FDA’s Voluntary Guidance Failing To Curb Antibiotic Overuse In Farm Animals
December 11, 2015
Consumerist - Two years ago, the Food and Drug Administration — after decades of delay
— paid lip service to the idea of reducing the use of medically important antibiotics
for growth-promotion in farm animals, by asking the drug makers to voluntarily stop
selling antibiotics specifically for that purpose. Critics called the FDA actions
pointless while the drug and beef industries weren’t bothered in the least. And now,
by the FDA’s own numbers, we can see why.
"We actually saw that resistance went up, which is not what we hypothesized," Guy

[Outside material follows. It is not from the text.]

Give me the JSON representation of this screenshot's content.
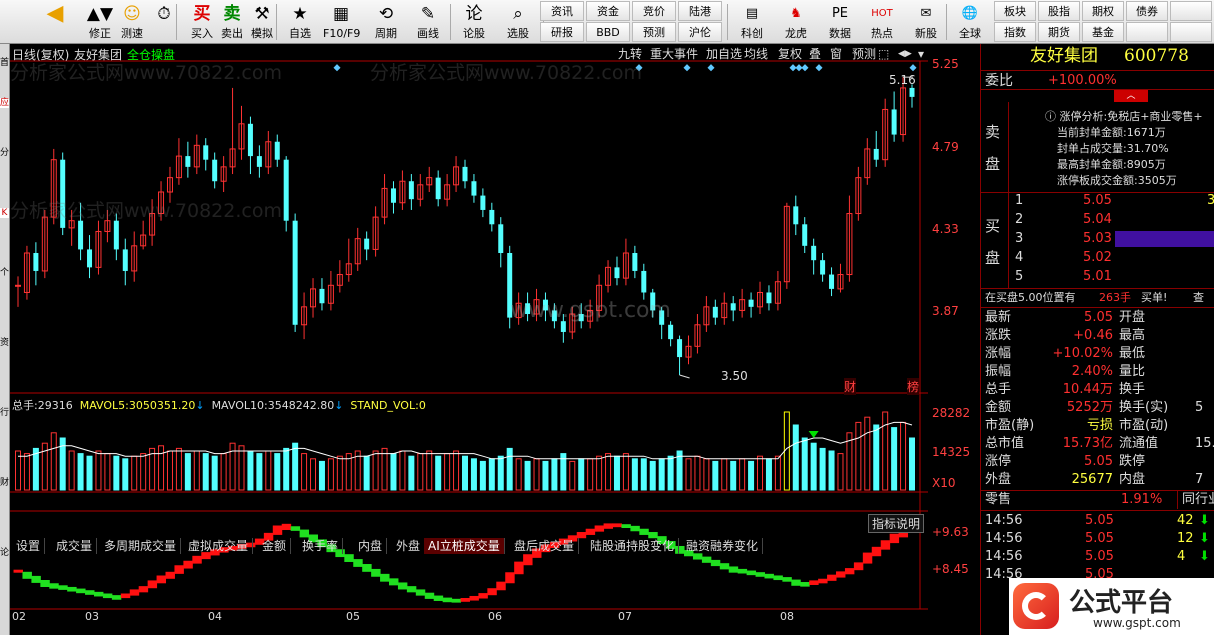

Loneragan from Texas Tech recently explained to Frontline. "Our viewpoint historically
has been that, sure tetracyclines aren't that important for human health so why worry
about them in animal agriculture? But they may be more important than we think, not
because of their use in human medicine, but because they can expand resistance to
critically important drugs."
Read the story here.